Again, many universities seek national and international reputations.  But if their market is decreasing, and if this market is increasingly staying at home, many will need to review their recruiting policies.  The number of higher education institutions has increased so that most potential students are within commuting distance of a university.  Here is an opportunity for all universities genuinely to serve their local communities, by recruiting the majority of their students locally (of course, some do already).  (The Cabinet Office paper noted above even recommended ‘fee free’ tuition for local students - but this is pretty unlikely now!)

Of course, there will always be a need for some students to go away to university, due simply to distance, or in order to access specialised courses.  So there will always be a need for student housing.  But students could provide this themselves.  Indeed, a report commissioned by NUS in 2004, A Co-operative Future for Student Housing, in fact recommends the development of student co-operative housing.  It’s done already in the USA, Canada and Australia, and it has numerous advantages - students’ rents will be retained and recycled by their unions (and not lost to investors); pressure on the existing housing stock will be relieved; and co-operative community spirit will be promoted.

The future of student housing will be viewed with as much interest by local communities as by students themselves.
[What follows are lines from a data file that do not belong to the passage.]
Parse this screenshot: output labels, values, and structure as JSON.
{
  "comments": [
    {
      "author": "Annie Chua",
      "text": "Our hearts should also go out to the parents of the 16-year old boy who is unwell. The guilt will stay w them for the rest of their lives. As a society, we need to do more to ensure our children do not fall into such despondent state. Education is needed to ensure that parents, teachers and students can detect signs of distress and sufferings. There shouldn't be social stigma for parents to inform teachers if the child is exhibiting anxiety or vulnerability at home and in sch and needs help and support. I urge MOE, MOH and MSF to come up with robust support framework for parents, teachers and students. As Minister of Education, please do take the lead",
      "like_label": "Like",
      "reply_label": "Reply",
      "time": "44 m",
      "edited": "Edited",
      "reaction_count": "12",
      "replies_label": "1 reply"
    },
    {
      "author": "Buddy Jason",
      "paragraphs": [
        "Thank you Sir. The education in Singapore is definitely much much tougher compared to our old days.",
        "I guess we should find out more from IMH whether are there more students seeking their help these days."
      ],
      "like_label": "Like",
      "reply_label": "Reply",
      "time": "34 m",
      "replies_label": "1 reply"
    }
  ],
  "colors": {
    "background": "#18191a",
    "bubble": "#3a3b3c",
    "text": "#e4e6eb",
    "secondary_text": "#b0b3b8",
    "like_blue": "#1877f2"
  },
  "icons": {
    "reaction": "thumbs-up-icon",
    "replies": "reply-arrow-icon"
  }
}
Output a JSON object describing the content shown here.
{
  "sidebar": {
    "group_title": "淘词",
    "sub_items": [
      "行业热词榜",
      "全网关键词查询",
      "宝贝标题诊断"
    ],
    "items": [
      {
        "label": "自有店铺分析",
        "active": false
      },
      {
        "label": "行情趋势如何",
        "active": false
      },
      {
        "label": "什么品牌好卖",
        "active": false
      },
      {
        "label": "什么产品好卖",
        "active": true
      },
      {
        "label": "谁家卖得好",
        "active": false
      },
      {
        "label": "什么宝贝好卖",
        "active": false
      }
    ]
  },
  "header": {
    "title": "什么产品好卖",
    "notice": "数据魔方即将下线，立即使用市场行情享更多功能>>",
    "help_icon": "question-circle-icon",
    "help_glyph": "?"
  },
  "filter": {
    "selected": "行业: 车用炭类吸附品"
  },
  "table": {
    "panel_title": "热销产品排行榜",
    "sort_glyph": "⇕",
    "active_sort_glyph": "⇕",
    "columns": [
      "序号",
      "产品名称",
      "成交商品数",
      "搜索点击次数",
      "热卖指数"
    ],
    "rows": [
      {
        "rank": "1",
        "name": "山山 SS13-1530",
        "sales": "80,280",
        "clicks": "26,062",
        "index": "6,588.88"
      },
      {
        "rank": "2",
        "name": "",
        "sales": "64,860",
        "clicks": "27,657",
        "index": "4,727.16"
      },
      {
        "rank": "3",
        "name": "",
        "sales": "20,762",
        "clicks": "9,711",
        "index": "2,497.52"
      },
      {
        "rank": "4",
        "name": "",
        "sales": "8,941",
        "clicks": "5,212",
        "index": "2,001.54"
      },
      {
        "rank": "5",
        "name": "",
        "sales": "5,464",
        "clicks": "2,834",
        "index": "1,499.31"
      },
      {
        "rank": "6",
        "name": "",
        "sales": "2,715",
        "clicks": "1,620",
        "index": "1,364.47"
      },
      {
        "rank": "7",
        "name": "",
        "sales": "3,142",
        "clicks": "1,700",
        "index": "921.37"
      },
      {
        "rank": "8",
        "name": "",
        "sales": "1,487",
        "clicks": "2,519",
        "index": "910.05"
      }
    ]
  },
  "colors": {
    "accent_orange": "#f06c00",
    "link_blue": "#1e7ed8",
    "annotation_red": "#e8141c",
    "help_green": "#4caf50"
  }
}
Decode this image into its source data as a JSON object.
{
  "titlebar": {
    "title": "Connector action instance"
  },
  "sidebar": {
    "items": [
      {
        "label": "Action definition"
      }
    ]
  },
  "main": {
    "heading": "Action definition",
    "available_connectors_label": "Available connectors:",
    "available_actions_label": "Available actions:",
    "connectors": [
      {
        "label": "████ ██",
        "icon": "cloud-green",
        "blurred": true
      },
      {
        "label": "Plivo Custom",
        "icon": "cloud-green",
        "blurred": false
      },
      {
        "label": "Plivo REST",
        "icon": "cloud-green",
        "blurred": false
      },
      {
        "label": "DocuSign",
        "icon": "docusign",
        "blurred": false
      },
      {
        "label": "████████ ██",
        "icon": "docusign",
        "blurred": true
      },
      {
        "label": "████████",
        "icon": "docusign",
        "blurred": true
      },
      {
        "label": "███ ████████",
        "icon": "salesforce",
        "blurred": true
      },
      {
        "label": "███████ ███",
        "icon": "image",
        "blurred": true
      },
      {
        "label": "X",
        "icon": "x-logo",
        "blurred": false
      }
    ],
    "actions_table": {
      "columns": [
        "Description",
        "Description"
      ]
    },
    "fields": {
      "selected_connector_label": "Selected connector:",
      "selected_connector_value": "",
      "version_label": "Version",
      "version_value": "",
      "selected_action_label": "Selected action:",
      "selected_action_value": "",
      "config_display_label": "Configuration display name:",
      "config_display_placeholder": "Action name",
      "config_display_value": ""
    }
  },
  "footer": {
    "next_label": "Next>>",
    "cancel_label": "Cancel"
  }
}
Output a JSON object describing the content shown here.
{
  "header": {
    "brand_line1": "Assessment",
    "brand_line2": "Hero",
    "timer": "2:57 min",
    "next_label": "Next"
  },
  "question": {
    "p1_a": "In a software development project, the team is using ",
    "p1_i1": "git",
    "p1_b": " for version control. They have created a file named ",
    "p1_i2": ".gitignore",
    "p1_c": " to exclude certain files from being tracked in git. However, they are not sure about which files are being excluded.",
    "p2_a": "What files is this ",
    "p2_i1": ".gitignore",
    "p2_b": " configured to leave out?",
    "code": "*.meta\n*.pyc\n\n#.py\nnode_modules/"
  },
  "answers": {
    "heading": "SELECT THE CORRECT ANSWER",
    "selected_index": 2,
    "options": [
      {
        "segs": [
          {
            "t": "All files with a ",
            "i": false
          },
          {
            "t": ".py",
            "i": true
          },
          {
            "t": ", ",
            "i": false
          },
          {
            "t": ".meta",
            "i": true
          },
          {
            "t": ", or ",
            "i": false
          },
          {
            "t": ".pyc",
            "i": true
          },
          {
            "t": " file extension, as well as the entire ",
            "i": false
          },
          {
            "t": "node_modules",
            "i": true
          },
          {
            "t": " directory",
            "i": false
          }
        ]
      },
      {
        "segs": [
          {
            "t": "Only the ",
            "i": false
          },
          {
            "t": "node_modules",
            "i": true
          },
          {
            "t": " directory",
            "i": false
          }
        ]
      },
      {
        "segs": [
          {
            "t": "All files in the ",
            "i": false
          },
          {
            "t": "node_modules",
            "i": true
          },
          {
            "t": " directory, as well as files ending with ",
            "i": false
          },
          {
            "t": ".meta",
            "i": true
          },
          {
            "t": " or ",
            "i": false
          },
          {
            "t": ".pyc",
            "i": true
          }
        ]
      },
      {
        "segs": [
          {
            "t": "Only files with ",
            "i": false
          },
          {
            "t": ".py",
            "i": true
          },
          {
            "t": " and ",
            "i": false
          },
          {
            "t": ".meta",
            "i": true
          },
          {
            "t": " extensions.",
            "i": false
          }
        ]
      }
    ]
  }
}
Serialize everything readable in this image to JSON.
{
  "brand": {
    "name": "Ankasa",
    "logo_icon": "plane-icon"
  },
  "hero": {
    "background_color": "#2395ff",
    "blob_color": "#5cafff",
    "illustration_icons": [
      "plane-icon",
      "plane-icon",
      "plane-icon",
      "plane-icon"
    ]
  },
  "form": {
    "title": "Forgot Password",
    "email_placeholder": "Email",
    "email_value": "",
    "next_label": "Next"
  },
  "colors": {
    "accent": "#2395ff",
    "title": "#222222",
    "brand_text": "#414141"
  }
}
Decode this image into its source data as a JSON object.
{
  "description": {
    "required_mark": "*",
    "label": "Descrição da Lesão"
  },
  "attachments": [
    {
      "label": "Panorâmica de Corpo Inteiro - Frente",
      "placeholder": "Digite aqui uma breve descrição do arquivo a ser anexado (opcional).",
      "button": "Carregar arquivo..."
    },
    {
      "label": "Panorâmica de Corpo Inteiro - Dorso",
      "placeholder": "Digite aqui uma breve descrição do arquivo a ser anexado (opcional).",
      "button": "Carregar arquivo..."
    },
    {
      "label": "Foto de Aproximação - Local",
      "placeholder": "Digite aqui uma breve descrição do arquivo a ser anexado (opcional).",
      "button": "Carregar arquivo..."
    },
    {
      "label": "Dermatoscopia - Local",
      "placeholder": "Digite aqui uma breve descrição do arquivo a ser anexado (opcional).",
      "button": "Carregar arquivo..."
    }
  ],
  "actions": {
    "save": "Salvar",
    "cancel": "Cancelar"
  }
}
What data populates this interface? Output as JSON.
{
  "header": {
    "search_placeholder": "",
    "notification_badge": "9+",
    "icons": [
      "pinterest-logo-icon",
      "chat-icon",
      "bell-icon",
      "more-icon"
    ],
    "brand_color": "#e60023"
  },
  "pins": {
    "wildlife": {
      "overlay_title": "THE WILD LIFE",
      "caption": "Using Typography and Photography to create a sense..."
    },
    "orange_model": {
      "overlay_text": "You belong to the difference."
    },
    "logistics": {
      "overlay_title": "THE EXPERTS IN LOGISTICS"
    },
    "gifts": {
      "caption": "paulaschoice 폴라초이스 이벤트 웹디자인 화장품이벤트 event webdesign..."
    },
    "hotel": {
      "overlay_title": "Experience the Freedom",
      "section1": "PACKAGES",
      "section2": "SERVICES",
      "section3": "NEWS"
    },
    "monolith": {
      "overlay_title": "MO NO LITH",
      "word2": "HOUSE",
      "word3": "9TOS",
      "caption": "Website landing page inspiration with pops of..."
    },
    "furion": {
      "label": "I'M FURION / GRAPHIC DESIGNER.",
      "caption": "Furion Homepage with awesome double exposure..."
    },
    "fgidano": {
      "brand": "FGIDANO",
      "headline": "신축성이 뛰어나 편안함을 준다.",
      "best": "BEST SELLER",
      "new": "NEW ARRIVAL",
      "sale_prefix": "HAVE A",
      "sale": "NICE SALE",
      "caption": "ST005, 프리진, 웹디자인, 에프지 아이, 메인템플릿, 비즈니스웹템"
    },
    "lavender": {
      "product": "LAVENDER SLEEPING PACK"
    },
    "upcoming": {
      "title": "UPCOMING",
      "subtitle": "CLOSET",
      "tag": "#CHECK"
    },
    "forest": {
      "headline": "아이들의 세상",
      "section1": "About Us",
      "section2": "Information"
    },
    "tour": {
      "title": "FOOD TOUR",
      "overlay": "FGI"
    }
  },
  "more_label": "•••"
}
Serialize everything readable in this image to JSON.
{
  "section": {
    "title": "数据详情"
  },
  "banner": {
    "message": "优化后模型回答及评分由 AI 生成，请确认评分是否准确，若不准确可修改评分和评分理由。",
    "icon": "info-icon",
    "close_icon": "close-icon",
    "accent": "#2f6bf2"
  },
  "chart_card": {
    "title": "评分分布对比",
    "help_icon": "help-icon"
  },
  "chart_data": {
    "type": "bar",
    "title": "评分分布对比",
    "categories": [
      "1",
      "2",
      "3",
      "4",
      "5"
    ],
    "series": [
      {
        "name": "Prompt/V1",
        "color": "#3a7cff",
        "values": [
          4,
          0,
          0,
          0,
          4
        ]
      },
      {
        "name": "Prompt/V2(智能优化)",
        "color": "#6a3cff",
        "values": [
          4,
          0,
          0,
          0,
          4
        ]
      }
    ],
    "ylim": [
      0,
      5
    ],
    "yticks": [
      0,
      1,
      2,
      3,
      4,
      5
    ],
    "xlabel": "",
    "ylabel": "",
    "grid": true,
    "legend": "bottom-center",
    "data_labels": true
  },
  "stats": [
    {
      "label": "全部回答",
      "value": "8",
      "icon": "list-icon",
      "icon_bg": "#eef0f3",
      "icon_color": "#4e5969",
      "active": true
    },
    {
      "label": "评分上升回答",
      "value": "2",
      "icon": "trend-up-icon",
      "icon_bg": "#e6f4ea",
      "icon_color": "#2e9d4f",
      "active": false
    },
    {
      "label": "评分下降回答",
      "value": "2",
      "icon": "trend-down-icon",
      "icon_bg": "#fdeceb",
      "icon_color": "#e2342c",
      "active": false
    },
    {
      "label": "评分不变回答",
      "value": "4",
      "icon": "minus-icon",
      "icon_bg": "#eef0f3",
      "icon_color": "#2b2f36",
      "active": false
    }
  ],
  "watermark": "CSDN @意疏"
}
Note: Dr. Tyler is Co-ordinator of the National HMO Lobby, a national association of local community associations concerned about the impact on their communitiues of concentrations of houses in multiple occupation.